But the next section is fondly referred to as “the trail from hell.” It is mostly a rough bushwack-type trail with only short runnable sections. The key is to keep pushing the pace hard to make it through this rough six-mile section. The trail rolls up and down along the lake shore like an obstacle course. I passed one runner struggling and couldn’t quite catch another I could see ahead. But soon the dawn light started to appear as I finally ran into Mineral Creek aid station (mile 73.9) at 19:27, in 63rd place, four minutes ahead of my best time.
I attacked the first mile of the next long uphill well. I was reeling in some runners ahead and then things came apart. As happens a lot recently, my stomach experienced too much stress and just wouldn’t let me push the pace hard anymore. My breathing was too fast, and my energy level went down. I had dropped off my jacket at the last aid station because morning was arriving, but as I climbed it got colder and colder. I was soon chilled and I think my body takes blood supply away from my stomach to help warm me. My pace slowed and I now struggled on every hill.
This was disappointing. I did my best and still caught some runners but I knew my quest for a personal best on the course was fading away. I reached No Name Ridge (mile 81.5) at 21:51 in 61st place, now nine minutes behind my best pace.

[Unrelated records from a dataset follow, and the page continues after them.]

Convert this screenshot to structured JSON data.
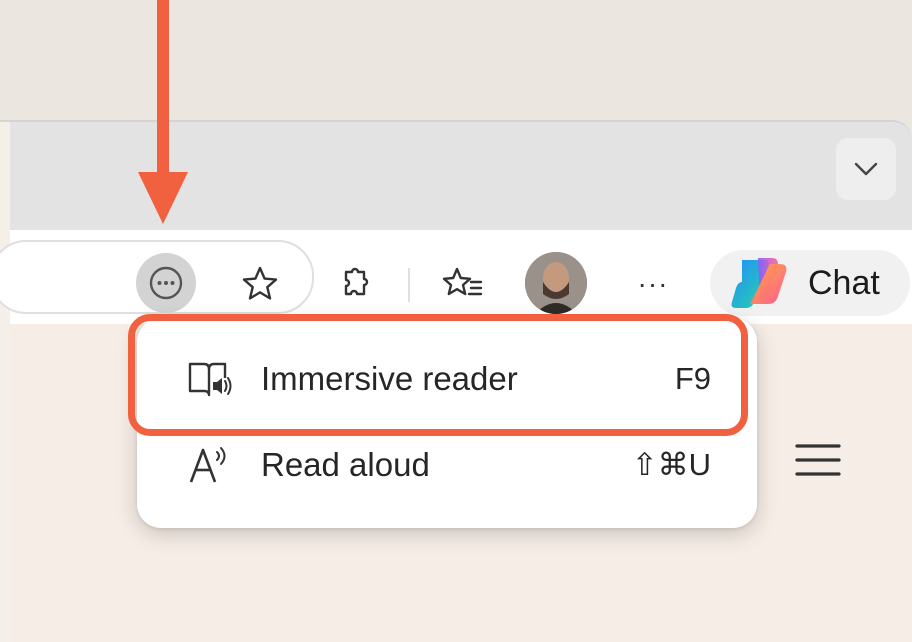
{
  "toolbar": {
    "more_label": "···",
    "chat_label": "Chat"
  },
  "menu": {
    "items": [
      {
        "label": "Immersive reader",
        "shortcut": "F9",
        "icon": "immersive-reader-icon"
      },
      {
        "label": "Read aloud",
        "shortcut": "⇧⌘U",
        "icon": "read-aloud-icon"
      }
    ]
  },
  "colors": {
    "annotation": "#f2613f",
    "page_background": "#ebe6df"
  }
}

The morning was beautiful as I attacked what is called the first of the Cardiac Needles, a series of five long tough climbs over the next ten miles. It was rough, but I maintained my position. the highest climb is to the top of Thorpe Mountain giving an amazing view of Mount Rainier. From this point at mile 87, you can mentally focus on the finish to come. I struggled up another tough three climbs to get up and over ridges and ran down into French Cabin aid station (mile 88.7), arriving there at 25:06, 40 minutes behind my best time, but I was feeling better and ready for another 100-mile finish.
At the top of the last big climb I stopped for ten minutes to clean my feet because it felt like they would really get thrashed on the next long downhill section. The course description reads, “There are basically three sections: steep downhill, moderate downhill, steep downhill.” Yep, and more downhill. I was feeling pretty good but the leg was stiff and the feet sore, so I just kept a steady jog going all the way to the finish. I was passed by a couple guys running fast who for some reason saved it all for the end, but I came into the finish at 28:12:31, still in 61st place (out of 158 starters), and just 32 minutes slower than my best time here. I was pleased with my third Cascade Crest 100 finish and my 57th career 100-mile finish.